Data records for software interfaces
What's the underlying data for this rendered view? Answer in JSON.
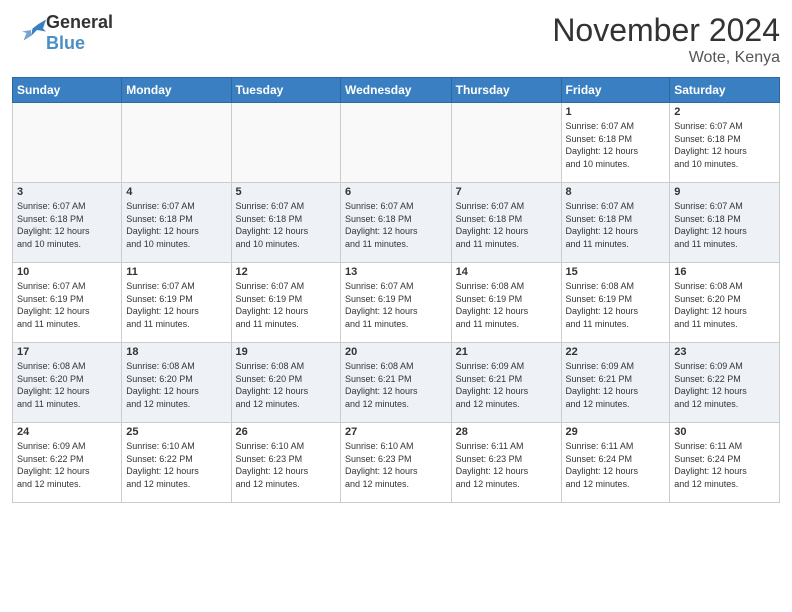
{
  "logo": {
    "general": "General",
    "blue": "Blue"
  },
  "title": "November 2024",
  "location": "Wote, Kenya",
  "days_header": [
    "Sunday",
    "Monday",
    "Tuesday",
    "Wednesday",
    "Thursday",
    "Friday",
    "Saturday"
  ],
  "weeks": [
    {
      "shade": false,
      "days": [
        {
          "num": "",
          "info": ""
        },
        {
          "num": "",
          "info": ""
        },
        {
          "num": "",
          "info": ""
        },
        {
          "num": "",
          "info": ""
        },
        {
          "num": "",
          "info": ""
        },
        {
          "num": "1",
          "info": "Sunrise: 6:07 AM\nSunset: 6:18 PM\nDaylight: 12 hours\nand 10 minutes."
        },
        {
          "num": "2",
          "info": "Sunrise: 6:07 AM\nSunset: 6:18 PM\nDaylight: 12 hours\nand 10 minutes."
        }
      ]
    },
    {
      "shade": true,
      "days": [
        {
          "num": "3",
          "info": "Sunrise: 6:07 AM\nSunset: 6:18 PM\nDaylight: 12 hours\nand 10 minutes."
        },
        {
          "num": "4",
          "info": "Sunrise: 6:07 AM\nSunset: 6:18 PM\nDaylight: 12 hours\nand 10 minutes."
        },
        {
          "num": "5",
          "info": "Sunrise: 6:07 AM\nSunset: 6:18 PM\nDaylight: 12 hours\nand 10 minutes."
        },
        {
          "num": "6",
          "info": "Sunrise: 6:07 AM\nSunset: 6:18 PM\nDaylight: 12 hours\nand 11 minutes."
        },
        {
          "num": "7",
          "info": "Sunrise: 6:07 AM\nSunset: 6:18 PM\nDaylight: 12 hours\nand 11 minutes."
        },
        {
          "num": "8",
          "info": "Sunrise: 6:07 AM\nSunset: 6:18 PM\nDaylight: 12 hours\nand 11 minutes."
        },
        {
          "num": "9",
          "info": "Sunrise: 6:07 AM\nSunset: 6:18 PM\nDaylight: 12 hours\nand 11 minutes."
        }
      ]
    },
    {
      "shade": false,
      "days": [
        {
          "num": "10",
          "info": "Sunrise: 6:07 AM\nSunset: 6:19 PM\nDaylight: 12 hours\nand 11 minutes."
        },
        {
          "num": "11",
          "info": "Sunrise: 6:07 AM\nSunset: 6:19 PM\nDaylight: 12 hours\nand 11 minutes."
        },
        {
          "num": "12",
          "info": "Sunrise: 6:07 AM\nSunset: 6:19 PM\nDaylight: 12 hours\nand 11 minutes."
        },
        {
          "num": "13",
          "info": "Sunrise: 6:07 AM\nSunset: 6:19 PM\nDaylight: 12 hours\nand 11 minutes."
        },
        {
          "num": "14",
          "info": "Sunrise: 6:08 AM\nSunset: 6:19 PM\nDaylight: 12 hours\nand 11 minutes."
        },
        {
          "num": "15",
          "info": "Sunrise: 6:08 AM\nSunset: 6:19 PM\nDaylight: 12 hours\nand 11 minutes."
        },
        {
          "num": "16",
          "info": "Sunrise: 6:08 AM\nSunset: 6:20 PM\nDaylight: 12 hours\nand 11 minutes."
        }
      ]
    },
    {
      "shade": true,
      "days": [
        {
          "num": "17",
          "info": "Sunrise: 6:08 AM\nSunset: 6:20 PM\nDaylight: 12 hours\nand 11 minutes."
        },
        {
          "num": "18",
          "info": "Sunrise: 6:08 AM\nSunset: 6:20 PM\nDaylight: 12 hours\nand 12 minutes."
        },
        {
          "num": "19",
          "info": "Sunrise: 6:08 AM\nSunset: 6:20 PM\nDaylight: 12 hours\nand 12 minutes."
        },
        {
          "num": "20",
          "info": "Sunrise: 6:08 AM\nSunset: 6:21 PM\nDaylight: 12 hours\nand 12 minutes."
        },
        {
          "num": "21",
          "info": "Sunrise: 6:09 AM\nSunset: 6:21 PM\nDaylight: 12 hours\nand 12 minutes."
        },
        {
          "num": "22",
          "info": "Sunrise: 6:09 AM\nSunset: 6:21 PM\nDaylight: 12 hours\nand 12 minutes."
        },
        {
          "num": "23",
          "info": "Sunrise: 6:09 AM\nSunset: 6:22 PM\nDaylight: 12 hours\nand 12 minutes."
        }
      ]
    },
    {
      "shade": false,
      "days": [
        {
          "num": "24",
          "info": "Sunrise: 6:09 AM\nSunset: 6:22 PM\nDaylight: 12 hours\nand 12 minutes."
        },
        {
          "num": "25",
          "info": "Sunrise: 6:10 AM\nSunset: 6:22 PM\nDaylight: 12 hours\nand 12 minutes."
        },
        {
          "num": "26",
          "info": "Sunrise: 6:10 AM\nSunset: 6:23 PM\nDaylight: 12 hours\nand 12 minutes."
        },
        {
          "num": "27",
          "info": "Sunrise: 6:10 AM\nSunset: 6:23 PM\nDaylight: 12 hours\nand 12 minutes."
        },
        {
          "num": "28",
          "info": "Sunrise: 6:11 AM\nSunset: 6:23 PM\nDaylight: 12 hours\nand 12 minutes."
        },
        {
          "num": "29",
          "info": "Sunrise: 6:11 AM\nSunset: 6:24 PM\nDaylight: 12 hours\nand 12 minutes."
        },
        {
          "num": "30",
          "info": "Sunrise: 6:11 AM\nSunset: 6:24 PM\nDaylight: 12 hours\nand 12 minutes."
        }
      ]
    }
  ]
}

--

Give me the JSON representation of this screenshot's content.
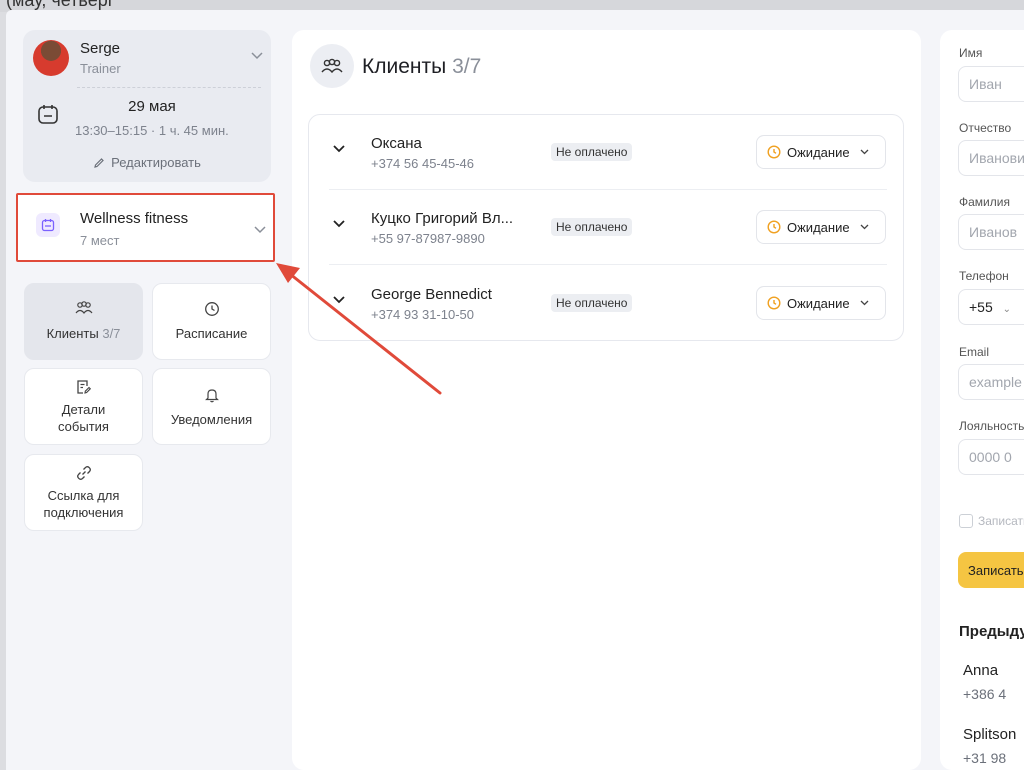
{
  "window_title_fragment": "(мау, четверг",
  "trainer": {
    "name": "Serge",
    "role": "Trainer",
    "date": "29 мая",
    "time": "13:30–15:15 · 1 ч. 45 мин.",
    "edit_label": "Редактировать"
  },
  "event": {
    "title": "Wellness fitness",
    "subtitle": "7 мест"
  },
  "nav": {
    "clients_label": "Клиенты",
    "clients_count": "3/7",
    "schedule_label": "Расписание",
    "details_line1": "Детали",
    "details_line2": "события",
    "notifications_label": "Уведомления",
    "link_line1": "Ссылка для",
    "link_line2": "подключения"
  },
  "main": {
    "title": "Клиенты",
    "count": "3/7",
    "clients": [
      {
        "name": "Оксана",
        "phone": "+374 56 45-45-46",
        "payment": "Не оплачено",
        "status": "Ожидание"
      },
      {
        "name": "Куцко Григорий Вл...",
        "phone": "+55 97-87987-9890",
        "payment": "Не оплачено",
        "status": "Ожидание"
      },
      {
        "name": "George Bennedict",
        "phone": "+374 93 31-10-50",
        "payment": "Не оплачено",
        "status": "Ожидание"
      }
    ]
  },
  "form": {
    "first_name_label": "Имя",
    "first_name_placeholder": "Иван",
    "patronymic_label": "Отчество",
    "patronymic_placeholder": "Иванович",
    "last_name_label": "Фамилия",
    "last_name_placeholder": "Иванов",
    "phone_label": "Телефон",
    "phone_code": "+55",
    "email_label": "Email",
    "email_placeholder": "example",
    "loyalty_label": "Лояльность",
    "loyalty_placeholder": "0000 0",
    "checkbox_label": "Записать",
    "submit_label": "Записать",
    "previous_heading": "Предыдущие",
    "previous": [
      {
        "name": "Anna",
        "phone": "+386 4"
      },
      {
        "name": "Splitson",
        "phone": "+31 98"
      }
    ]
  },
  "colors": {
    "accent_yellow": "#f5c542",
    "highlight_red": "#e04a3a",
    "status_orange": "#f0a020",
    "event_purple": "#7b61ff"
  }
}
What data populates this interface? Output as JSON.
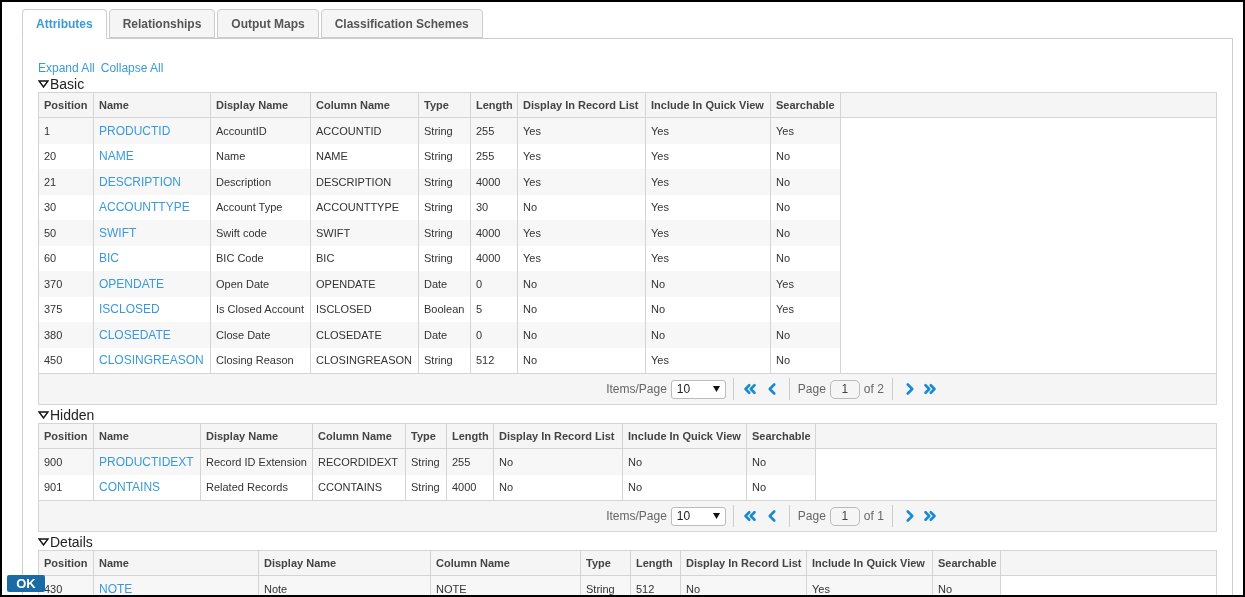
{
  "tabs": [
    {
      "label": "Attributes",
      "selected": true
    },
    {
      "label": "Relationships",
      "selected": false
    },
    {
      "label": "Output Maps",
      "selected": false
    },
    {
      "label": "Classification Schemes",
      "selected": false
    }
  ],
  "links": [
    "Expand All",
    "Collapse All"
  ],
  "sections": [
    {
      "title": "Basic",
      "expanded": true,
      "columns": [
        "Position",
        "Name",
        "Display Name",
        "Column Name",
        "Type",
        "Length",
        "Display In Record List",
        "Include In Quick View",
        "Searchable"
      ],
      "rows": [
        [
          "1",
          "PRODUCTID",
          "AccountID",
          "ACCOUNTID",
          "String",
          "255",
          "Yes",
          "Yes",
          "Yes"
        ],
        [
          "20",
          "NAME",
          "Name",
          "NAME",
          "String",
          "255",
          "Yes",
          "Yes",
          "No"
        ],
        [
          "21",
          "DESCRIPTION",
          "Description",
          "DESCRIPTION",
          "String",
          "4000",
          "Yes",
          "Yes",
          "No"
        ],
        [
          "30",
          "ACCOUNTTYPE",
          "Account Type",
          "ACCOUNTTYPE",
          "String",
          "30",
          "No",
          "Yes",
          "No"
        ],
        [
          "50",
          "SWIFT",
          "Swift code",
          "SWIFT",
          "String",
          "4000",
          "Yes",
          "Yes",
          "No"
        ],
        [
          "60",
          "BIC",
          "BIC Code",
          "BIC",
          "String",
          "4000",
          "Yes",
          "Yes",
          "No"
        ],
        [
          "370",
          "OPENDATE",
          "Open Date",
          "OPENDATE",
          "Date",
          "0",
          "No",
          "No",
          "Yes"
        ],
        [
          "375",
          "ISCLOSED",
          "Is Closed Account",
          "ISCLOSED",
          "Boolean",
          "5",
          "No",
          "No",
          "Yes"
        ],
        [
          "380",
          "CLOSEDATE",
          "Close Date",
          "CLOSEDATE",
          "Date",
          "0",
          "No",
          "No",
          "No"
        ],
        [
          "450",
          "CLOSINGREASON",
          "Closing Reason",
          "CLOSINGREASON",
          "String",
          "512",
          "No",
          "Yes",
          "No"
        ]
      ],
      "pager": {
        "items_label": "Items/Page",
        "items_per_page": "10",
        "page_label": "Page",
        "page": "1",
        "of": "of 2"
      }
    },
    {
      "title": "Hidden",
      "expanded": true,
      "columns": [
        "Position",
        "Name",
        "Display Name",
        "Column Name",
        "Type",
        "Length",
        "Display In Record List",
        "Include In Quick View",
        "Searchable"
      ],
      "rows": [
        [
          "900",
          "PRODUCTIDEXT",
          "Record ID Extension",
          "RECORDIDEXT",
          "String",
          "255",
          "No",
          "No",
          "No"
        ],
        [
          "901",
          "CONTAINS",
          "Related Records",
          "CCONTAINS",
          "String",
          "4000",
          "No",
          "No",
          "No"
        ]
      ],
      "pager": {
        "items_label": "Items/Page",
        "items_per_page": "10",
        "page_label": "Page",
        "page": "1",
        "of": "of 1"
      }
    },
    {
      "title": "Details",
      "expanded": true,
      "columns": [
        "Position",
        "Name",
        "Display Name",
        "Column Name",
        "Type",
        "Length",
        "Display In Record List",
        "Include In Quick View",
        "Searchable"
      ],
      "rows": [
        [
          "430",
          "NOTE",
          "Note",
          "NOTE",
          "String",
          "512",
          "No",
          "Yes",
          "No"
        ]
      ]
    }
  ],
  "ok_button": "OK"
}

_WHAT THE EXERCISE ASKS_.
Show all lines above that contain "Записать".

_RESPONSE_.
    "checkbox_label": "Записать",
    "submit_label": "Записать",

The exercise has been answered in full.